Spruce budworm (SBW)

Viewed as constituting the greatest threat in relation to conifer forests, the spruce budworm has been the subject of numerous publications.

Insects harmful to forest trees. (Martineau 1984)
Spruce budworm: integrated management approach to outbreaks (MNR et SOPFIM 1999)
Impact study Part 1 : Spruce budworm. (SOPFIM 1992)

Eastern hemlock looper (EHL)

Recognized as an insect causing extensive damage in fir stands, particularly those in coastal or island environments, the hemlock looper appears suddenly in virulent epidemics that last approximately two to three years.

Insects harmful to forest trees (Martineau 1984)
Hemlock looper. (MRN)
Impact study Part 2 : Eastern hemlock looper. (SOPFIM 1992)

Swaine jack pine sawfly (SJPS)

A major defoliating insect associated with jack pine, the Swaine jack pine sawfly primarily attacks mature forests. Infestations of this insect have, for the moment, been limited by the discontinuous distribution of vulnerable forests. However, when plantations established in the last 40 years eventually reach maturity, this insect could also attain epidemic levels that would require conducting aerial interventions – assuming there is an organic pesticide available for use at that time.

Insects harmful to forest trees (Martineau 1984)
Impact study Part 2 : Swaine jack pine sawfly. (SOPFIM 1992)

Jack pine budworm (JPB)

A close relative of the spruce budworm, the jack pine budworm has appeared primarily in Ontario, owing to the extensive stands of pine to be found in that province. In Quebec, only a few, small-scale infestations have been observed, owing to the discontinuity of forests consisting of this insect’s preferred species. In the future, however, epidemics could occur as the result of the considerable surfaces that have been reforested in jack pine.

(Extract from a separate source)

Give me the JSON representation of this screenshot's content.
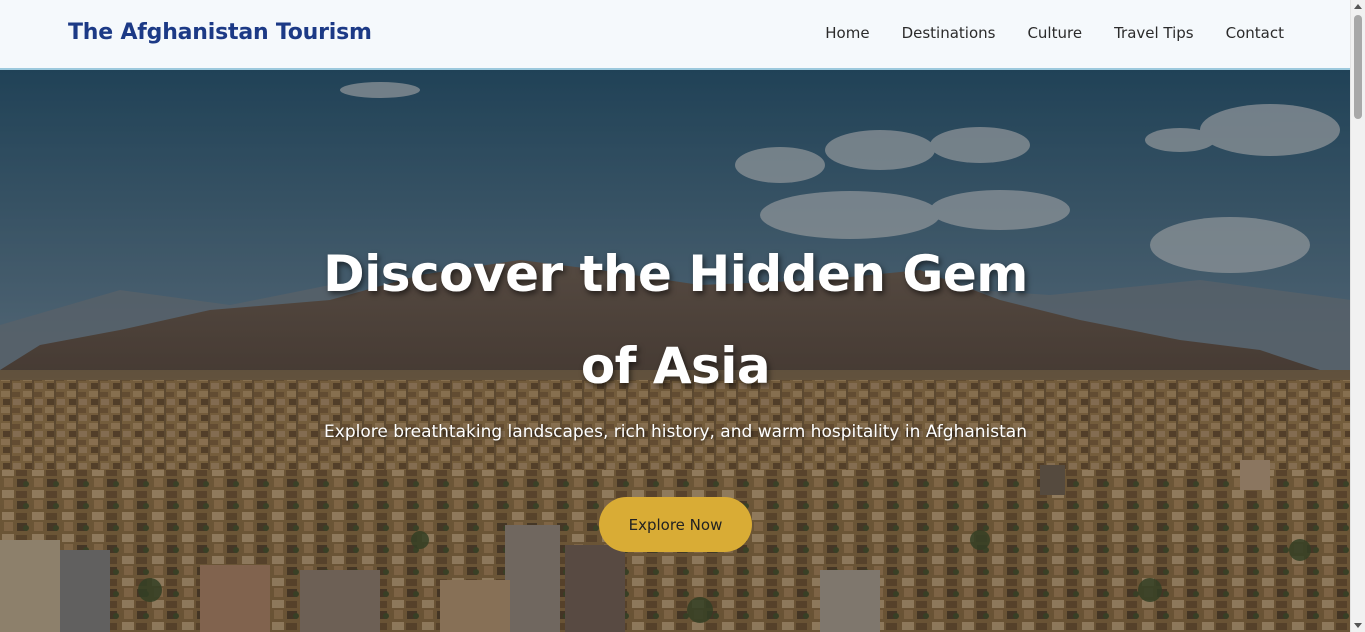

Insects harmful to forest trees (Martineau 1984)
Impact study Part 2 : Jack pine budworm. (SOPFIM 1992)